Melting land-based ice in the Arctic not only threatens to raise sea levels; it also threatens to disrupt a critical ocean circulation pattern that transports warm water from the tropics to the North Atlantic. This transport, part of the larger Atlantic Meridional Overturning Circulation (AMOC), is largely responsible for maintaining temperate conditions in Europe. Its weakening could drastically alter that continent’s climate, bringing extreme winter storms and summer heat waves—and cause extreme sea-level rise on the eastern seaboard of the United States. It all hinges on how salty North Atlantic seawater is.
High-salinity water brought about by evaporation in the subtropics is transported northward, where the excess salt, together with the cooling influence of surface winds, makes the water denser, causing it to sink. As the high-salinity water plunges lower, surface water is pulled in behind it (which then gets cooler and saltier and sinks as well), creating a flow. This is the driving force behind the AMOC, operating in the subpolar North Atlantic—so long as the water there is saline enough to sink.
“Much has been made of the potential for freshwater release from melting glaciers in Greenland to irreversibly disrupt the AMOC,” says Los Alamos climate scientist Wilbert Weijer, “and that’s certainly a concern. But there’s another source of freshwater up there—one that has increased its freshwater content by 40 percent in just the past two decades—and our research says it could freshen parts of the north Atlantic even more than meltwater from Greenland.”
The reservoir in question is known as the Beaufort Gyre, a circulating current in the Arctic Ocean directly north of Alaska, largely fed by freshwater rivers.

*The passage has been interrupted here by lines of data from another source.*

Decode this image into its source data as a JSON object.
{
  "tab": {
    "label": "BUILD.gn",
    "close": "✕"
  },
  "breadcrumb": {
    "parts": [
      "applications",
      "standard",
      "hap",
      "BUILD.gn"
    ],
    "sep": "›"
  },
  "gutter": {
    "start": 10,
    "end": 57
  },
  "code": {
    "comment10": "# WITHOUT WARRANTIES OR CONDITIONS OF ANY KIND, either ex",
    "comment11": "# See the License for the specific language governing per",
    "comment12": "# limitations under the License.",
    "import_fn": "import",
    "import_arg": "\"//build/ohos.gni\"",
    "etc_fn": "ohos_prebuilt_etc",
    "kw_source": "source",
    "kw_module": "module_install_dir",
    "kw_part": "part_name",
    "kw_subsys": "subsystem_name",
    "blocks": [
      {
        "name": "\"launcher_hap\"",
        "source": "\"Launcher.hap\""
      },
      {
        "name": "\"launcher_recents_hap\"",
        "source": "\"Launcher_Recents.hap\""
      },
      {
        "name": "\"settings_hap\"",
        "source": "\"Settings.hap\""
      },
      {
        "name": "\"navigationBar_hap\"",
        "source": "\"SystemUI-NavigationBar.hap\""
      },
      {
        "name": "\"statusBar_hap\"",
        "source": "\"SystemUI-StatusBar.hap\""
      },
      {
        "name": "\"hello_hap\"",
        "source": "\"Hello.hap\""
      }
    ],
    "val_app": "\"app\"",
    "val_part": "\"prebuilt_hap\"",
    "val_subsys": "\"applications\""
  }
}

If water flows out of the Gyre over a relatively short period of time due to changing wind conditions, as occurs periodically—most recently in the 1980s through early 90s—it could produce a seawater-freshening effect, greatly reducing the salinity wherever the Gyre’s water enters the Atlantic.
In a detailed computer simulation that retrospectively traced the freshwater outflows from the Gyre in the 80s–90s event, Weijer and Los Alamos colleague Milena Veneziani, together with collaborators at the National Oceanic and Atmospheric Administration and the University of Washington (including Jiaxu Zhang, who was a postdoctoral scientist at Los Alamos during the research), found that most of the freshwater emerges into the Atlantic via the Labrador Sea between Greenland and Canada. A smaller amount enters via the Nordic Seas, between Greenland and Norway. The AMOC mechanism operates in both regions.
“If a similar release were to occur now or in the near future,” says Weijer, “Beaufort Gyre water entering the Labrador Sea would easily eclipse its counterparts from Greenland and melting sea ice.”
Veneziani, a computational oceanographer, notes that while Los Alamos has extensive expertise in climate modeling studies like this one and regularly obtains important insights such as these, the earth is a complex system, and other effects may come into play.
“This study reliably assessed the movement of freshwater from the Beaufort Gyre,” Veneziani says. “But we did not specifically address the degree to which it would disrupt saline water sinking and therefore driving the AMOC.” Indeed, historical data has provided good reason to believe that winter conditions on the surface—a mild winter, or a harsh one—will significantly affect freshwater’s impact on the broader ocean current.
Yet the trend is firmly in one direction: more freshwater, more change. Short of a quick and dramatic end to global temperature rise, the AMOC is expected to slow down, possibly with global consequences. When will it happen? The Los Alamos experts exchange a troubled glance before summarizing the scientific consensus: maybe just a few decades, and almost certainly before this century is out.